Records from a data source
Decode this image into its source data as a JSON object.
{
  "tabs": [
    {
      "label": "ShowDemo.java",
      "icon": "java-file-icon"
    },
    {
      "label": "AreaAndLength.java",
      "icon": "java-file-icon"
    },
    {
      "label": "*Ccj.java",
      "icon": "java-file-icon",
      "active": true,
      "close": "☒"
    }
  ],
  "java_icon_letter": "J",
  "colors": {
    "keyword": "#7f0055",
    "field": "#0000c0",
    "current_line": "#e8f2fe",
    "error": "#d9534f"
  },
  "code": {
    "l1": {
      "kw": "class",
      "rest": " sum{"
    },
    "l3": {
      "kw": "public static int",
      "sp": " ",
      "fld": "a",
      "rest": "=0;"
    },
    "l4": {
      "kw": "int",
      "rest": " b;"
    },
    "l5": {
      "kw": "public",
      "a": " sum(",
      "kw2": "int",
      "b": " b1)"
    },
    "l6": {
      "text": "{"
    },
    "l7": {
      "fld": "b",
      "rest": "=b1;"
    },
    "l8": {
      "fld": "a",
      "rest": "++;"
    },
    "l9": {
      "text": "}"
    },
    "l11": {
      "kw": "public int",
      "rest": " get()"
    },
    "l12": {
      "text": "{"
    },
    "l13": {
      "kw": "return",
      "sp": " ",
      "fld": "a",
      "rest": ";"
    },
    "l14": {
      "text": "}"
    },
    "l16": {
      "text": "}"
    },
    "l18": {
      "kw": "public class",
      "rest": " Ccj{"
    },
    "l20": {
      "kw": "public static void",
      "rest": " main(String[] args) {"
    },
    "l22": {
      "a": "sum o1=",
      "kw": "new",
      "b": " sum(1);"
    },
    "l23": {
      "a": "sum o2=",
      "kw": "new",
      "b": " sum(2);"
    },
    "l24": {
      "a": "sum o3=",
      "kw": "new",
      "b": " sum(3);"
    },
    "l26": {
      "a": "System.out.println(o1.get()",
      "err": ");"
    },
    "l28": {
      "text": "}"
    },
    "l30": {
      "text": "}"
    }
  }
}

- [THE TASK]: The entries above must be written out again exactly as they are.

- [SOLUTION TO THIS EXERCISE]:
Decode this image into its source data as a JSON object.
{
  "tabs": [
    {
      "label": "ShowDemo.java",
      "icon": "java-file-icon"
    },
    {
      "label": "AreaAndLength.java",
      "icon": "java-file-icon"
    },
    {
      "label": "*Ccj.java",
      "icon": "java-file-icon",
      "active": true,
      "close": "☒"
    }
  ],
  "java_icon_letter": "J",
  "colors": {
    "keyword": "#7f0055",
    "field": "#0000c0",
    "current_line": "#e8f2fe",
    "error": "#d9534f"
  },
  "code": {
    "l1": {
      "kw": "class",
      "rest": " sum{"
    },
    "l3": {
      "kw": "public static int",
      "sp": " ",
      "fld": "a",
      "rest": "=0;"
    },
    "l4": {
      "kw": "int",
      "rest": " b;"
    },
    "l5": {
      "kw": "public",
      "a": " sum(",
      "kw2": "int",
      "b": " b1)"
    },
    "l6": {
      "text": "{"
    },
    "l7": {
      "fld": "b",
      "rest": "=b1;"
    },
    "l8": {
      "fld": "a",
      "rest": "++;"
    },
    "l9": {
      "text": "}"
    },
    "l11": {
      "kw": "public int",
      "rest": " get()"
    },
    "l12": {
      "text": "{"
    },
    "l13": {
      "kw": "return",
      "sp": " ",
      "fld": "a",
      "rest": ";"
    },
    "l14": {
      "text": "}"
    },
    "l16": {
      "text": "}"
    },
    "l18": {
      "kw": "public class",
      "rest": " Ccj{"
    },
    "l20": {
      "kw": "public static void",
      "rest": " main(String[] args) {"
    },
    "l22": {
      "a": "sum o1=",
      "kw": "new",
      "b": " sum(1);"
    },
    "l23": {
      "a": "sum o2=",
      "kw": "new",
      "b": " sum(2);"
    },
    "l24": {
      "a": "sum o3=",
      "kw": "new",
      "b": " sum(3);"
    },
    "l26": {
      "a": "System.out.println(o1.get()",
      "err": ");"
    },
    "l28": {
      "text": "}"
    },
    "l30": {
      "text": "}"
    }
  }
}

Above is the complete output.